For too long have Bureaucrats suffered the stigma of inefficient, unfeeling leeches on society. After all, who is it that gets you your drivers license, or runs your schools, or makes our government keep going right on track? By all means, we owe them our thanks. By keeping common sense and personal freedom in check, they serve to make our world a more sensible, if confusing, place.
Thank you, Mr. Bureaucrat, for allowing me my driver’s license. You gave me this privilege, expecting so little in return. Why, after months of training and instruction, I can have my probationary driver’s license for only a small charge. Moreover, the work you do is impeccable. At the DMV your workers make sure to take their time, so as to avoid careless error, and yet they still process a maddening 17 people per hour. Truly, how do you do it? Some people think that this is not fast enough, or that the requirements are too strict, but they do not understand that it is to ensure their own safety. Why, god only knows what would happen if good students only received 6 months of practice alongside their driver’s ed program. Not only that, but they do not realize that if an accident were to occur, it could not possibly be the driver’s fault, but the fault of all new drivers. Everyone knows that learning from your mistakes is vital, yet so few realize that learning from others’ mistakes is just as important. When one young driver gets in an accident, clearly, it is time to once again raise the required practice time, rather than improve the instruction given, to ensure that such a tragedy will never happen again.

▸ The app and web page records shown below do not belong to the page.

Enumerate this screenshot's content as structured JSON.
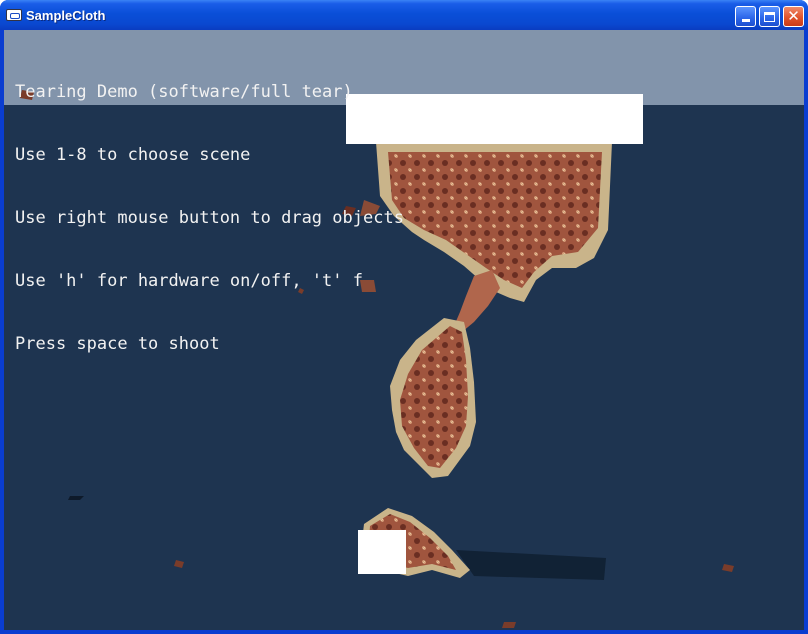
{
  "window": {
    "title": "SampleCloth",
    "icon": "app-window-icon",
    "controls": {
      "minimize_icon": "minimize-icon",
      "maximize_icon": "maximize-icon",
      "close_icon": "close-icon"
    }
  },
  "hud": {
    "lines": [
      "Tearing Demo (software/full tear)",
      "Use 1-8 to choose scene",
      "Use right mouse button to drag objects",
      "Use 'h' for hardware on/off, 't' f",
      "Press space to shoot"
    ]
  },
  "scene": {
    "background_color": "#1e3450",
    "sky_color": "#8294ab",
    "cloth_colors": {
      "border": "#c9b48a",
      "field": "#a0553e",
      "dark": "#6a2e22",
      "light": "#d8b88e"
    }
  }
}
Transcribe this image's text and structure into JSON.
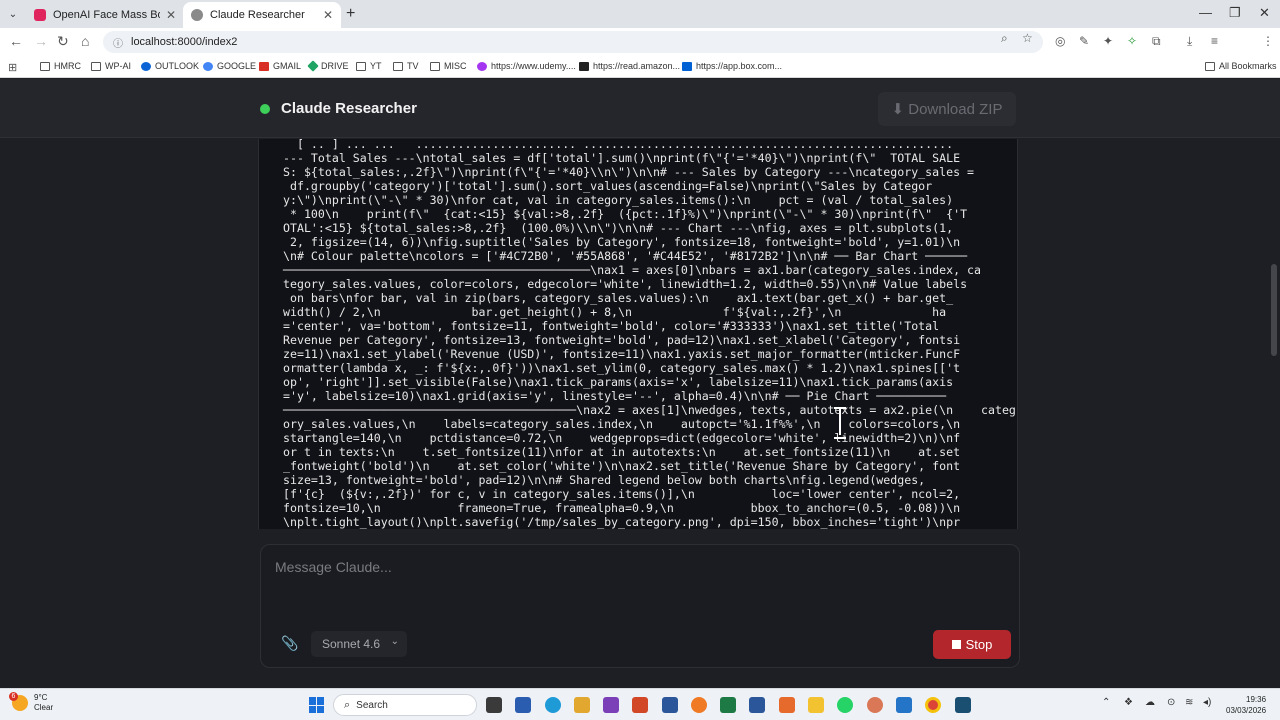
{
  "browser": {
    "tabs": [
      {
        "title": "OpenAI Face Mass Boycott Afte",
        "favicon_color": "#e0245e",
        "active": false
      },
      {
        "title": "Claude Researcher",
        "favicon_color": "#8a8a8a",
        "active": true
      }
    ],
    "url": "localhost:8000/index2",
    "bookmarks": [
      {
        "label": "HMRC",
        "icon": "folder-icon"
      },
      {
        "label": "WP-AI",
        "icon": "folder-icon"
      },
      {
        "label": "OUTLOOK",
        "icon": "outlook-icon"
      },
      {
        "label": "GOOGLE",
        "icon": "google-icon"
      },
      {
        "label": "GMAIL",
        "icon": "gmail-icon"
      },
      {
        "label": "DRIVE",
        "icon": "drive-icon"
      },
      {
        "label": "YT",
        "icon": "folder-icon"
      },
      {
        "label": "TV",
        "icon": "folder-icon"
      },
      {
        "label": "MISC",
        "icon": "folder-icon"
      },
      {
        "label": "https://www.udemy....",
        "icon": "udemy-icon"
      },
      {
        "label": "https://read.amazon...",
        "icon": "kindle-icon"
      },
      {
        "label": "https://app.box.com...",
        "icon": "box-icon"
      }
    ],
    "all_bookmarks": "All Bookmarks"
  },
  "app": {
    "title": "Claude Researcher",
    "download_label": "⬇ Download ZIP",
    "code_output": "  [ .. ] ... ...   ....................... .....................................................\n--- Total Sales ---\\ntotal_sales = df['total'].sum()\\nprint(f\\\"{'='*40}\\\")\\nprint(f\\\"  TOTAL SALE\nS: ${total_sales:,.2f}\\\")\\nprint(f\\\"{'='*40}\\\\n\\\")\\n\\n# --- Sales by Category ---\\ncategory_sales =\n df.groupby('category')['total'].sum().sort_values(ascending=False)\\nprint(\\\"Sales by Categor\ny:\\\")\\nprint(\\\"-\\\" * 30)\\nfor cat, val in category_sales.items():\\n    pct = (val / total_sales)\n * 100\\n    print(f\\\"  {cat:<15} ${val:>8,.2f}  ({pct:.1f}%)\\\")\\nprint(\\\"-\\\" * 30)\\nprint(f\\\"  {'T\nOTAL':<15} ${total_sales:>8,.2f}  (100.0%)\\\\n\\\")\\n\\n# --- Chart ---\\nfig, axes = plt.subplots(1,\n 2, figsize=(14, 6))\\nfig.suptitle('Sales by Category', fontsize=18, fontweight='bold', y=1.01)\\n\n\\n# Colour palette\\ncolors = ['#4C72B0', '#55A868', '#C44E52', '#8172B2']\\n\\n# ── Bar Chart ──────\n────────────────────────────────────────────\\nax1 = axes[0]\\nbars = ax1.bar(category_sales.index, ca\ntegory_sales.values, color=colors, edgecolor='white', linewidth=1.2, width=0.55)\\n\\n# Value labels\n on bars\\nfor bar, val in zip(bars, category_sales.values):\\n    ax1.text(bar.get_x() + bar.get_\nwidth() / 2,\\n             bar.get_height() + 8,\\n             f'${val:,.2f}',\\n             ha\n='center', va='bottom', fontsize=11, fontweight='bold', color='#333333')\\nax1.set_title('Total\nRevenue per Category', fontsize=13, fontweight='bold', pad=12)\\nax1.set_xlabel('Category', fontsi\nze=11)\\nax1.set_ylabel('Revenue (USD)', fontsize=11)\\nax1.yaxis.set_major_formatter(mticker.FuncF\normatter(lambda x, _: f'${x:,.0f}'))\\nax1.set_ylim(0, category_sales.max() * 1.2)\\nax1.spines[['t\nop', 'right']].set_visible(False)\\nax1.tick_params(axis='x', labelsize=11)\\nax1.tick_params(axis\n='y', labelsize=10)\\nax1.grid(axis='y', linestyle='--', alpha=0.4)\\n\\n# ── Pie Chart ──────────\n──────────────────────────────────────────\\nax2 = axes[1]\\nwedges, texts, autotexts = ax2.pie(\\n    categ\nory_sales.values,\\n    labels=category_sales.index,\\n    autopct='%1.1f%%',\\n    colors=colors,\\n\nstartangle=140,\\n    pctdistance=0.72,\\n    wedgeprops=dict(edgecolor='white', linewidth=2)\\n)\\nf\nor t in texts:\\n    t.set_fontsize(11)\\nfor at in autotexts:\\n    at.set_fontsize(11)\\n    at.set\n_fontweight('bold')\\n    at.set_color('white')\\n\\nax2.set_title('Revenue Share by Category', font\nsize=13, fontweight='bold', pad=12)\\n\\n# Shared legend below both charts\\nfig.legend(wedges,\n[f'{c}  (${v:,.2f})' for c, v in category_sales.items()],\\n           loc='lower center', ncol=2,\nfontsize=10,\\n           frameon=True, framealpha=0.9,\\n           bbox_to_anchor=(0.5, -0.08))\\n\n\\nplt.tight_layout()\\nplt.savefig('/tmp/sales_by_category.png', dpi=150, bbox_inches='tight')\\npr\nint(\\\"Chart saved to /tmp/sales_by_category.png\\\")\\n\"",
    "composer": {
      "placeholder": "Message Claude...",
      "model": "Sonnet 4.6",
      "stop_label": "Stop"
    }
  },
  "taskbar": {
    "weather_temp": "9°C",
    "weather_desc": "Clear",
    "weather_badge": "6",
    "search_label": "Search",
    "time": "19:36",
    "date": "03/03/2026"
  }
}
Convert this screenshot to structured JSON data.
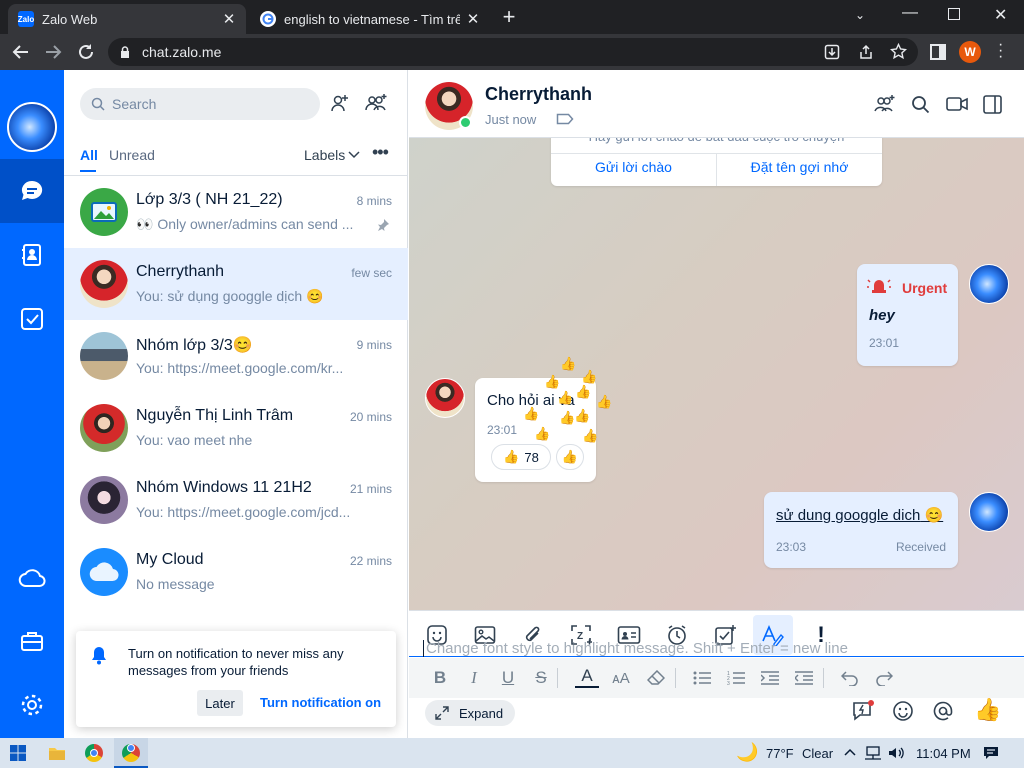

Thank you, Mr. Bureaucrat, for making sure that my school is a safe, yet fun, educational environment of the highest quality. After all, standardized testing is the only way to determine what funding a school deserves. I mean, we all know that intelligence couldn’t possibly be reflected in ways beyond coloring circles. It’s ingenious, really. You are always coming up with new solutions to new problems. I mean, who other than you would have thought to force schools into turning over students’ private information to the army? With inexplicably low support for our current war, it is important that the army knows which high school students are most vulnerable to recruiters. You’ve managed not to touch the constitution too, Mr. Bureaucrat, since after all, schools aren’t “required” to turn over private student information. If they are willing to pay their expenses without government funding, they should always be more than welcome to decline your offer. And thank you, Mrs. Bureaucrat, for making sure that my educational experience is fun, but not too fun. After all, you’ve given us spirit days to dress up on. Who needs the distraction of an age-old national holiday when you have school sponsored fun? People need to understand that when dressing up is part of an established holiday, it is clearly in violation of every last moral fiber, and an insurmountable distraction. However, once approved by people of a neutral, uninvolved party, week long dress up events could never be misconstrued as a distraction.
Truly, and from the bottom of my heart, thank you Mr. Bureaucrat, for making America what it’s become. Should you continue your red-taping, holiday-swapping, privacy-infringing, time-consuming overregulation, mayhaps someday we will finally see a world without frivolous emotions. By converting each iota of humanity in our society, you have managed to make the world a better place. But Mr. Bureaucrat, what happens then?